The firm initially delayed shutting down these APIs due to developer backlash, pushing them back to August. What do you know? We’re in August.
Android Authority reached out to a developer of popular Twitter app Talon for their take on it earlier this year, he explains:
To start off, the changes will have little impact on Talon users (or other popular third party apps like Flamingo, even though it is unpublished, and Fenix). The only users that are affected are users that use Twitter’s streaming functionality. In Talon, this is called “Talon Pull” or “Live Streaming”. These basically just set up a connection to Twitter’s user stream API, through a persistent web socket, that is constantly listening for interactions and new tweets. This can be used to automatically load new tweets while the app is running, or provide real time notifications for mentions, likes, etc. This feature is turned off by default in most apps, and has not been widely used in Talon (only around 2-3% of users), since Lollipop, because it drains the battery much quicker.
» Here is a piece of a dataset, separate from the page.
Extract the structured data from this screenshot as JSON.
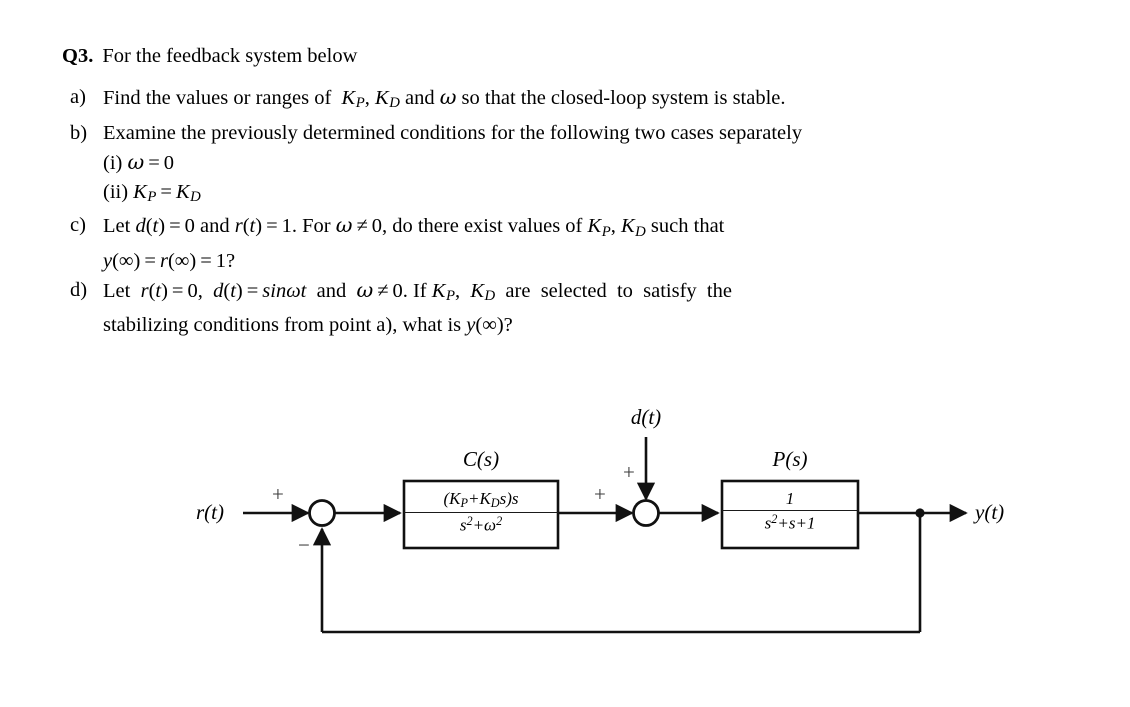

The mobile apps that will be widely affected are ones that implemented push notifications, using Twitter’s site stream API. That API has been in beta and restricted for a very long time. Talon never got access to it. My app has never had true push notifications, which is very normal for any apps created after Twitter started to become more restrictive with their API usage. We simply were never able to get access to this site stream API. There are a few third party Android apps with push notifications, but very few. Many desktop apps also used the user streams in the same way that Talon did (real time updates). That will no longer be available either. Desktop apps were able to do this for many more users, since power consumption isn’t nearly as much of an issue on desktop as on mobile.
The main concern – from my perspective – about this change, is the direction it is pointing and the shift in Twitter’s mindset about how third party clients are expected to use their APIs. I don’t foresee them cutting off access to what is currently available (the bulk of the platform) but it probably means that we won’t see any access to some future features, such as polls. Polls are a recent feature of Twitter that third party apps have never been able to access.
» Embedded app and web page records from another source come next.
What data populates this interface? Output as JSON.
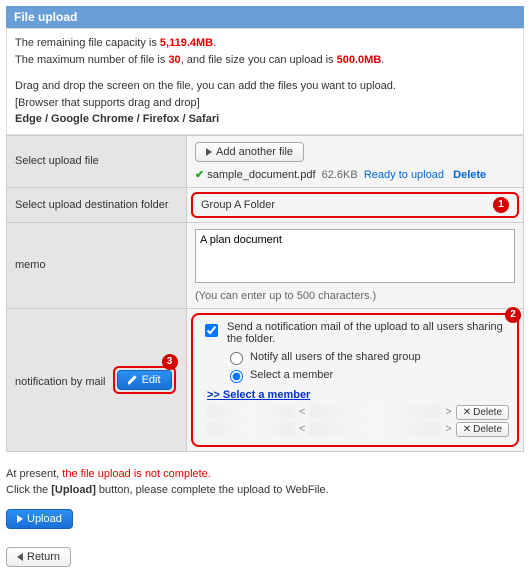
{
  "header": {
    "title": "File upload"
  },
  "capacity": {
    "line1_pre": "The remaining file capacity is ",
    "remaining": "5,119.4MB",
    "line2_pre": "The maximum number of file is ",
    "max_files": "30",
    "line2_mid": ", and file size you can upload is ",
    "max_size": "500.0MB",
    "drag_hint": "Drag and drop the screen on the file, you can add the files you want to upload.",
    "browser_hint": "[Browser that supports drag and drop]",
    "browsers": "Edge / Google Chrome / Firefox / Safari"
  },
  "rows": {
    "select_file_label": "Select upload file",
    "dest_label": "Select upload destination folder",
    "memo_label": "memo",
    "notif_label": "notification by mail"
  },
  "upload_file": {
    "add_btn": "Add another file",
    "file_name": "sample_document.pdf",
    "file_size": "62.6KB",
    "status": "Ready to upload",
    "delete": "Delete"
  },
  "dest": {
    "folder": "Group A Folder",
    "marker": "1"
  },
  "memo": {
    "value": "A plan document",
    "hint": "(You can enter up to 500 characters.)"
  },
  "notif": {
    "marker": "2",
    "checkbox_label": "Send a notification mail of the upload to all users sharing the folder.",
    "opt_all": "Notify all users of the shared group",
    "opt_select": "Select a member",
    "member_link": ">> Select a member",
    "delete_btn": "Delete",
    "edit_marker": "3",
    "edit_btn": "Edit"
  },
  "status": {
    "pre": "At present, ",
    "warn": "the file upload is not complete.",
    "post1": "Click the ",
    "upload_word": "[Upload]",
    "post2": " button, please complete the upload to WebFile."
  },
  "buttons": {
    "upload": "Upload",
    "return": "Return"
  }
}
The bottom line here, it has become harder for developers to create quality Twitter experiences, and features like native Tweet storms or Polls or whatever new feature Twitter dreams up in the future will likely not make it to your app for choice. However, your experience with third-party Twitter apps should remain largely unaffected, pray Twitter does not alter the deal some more.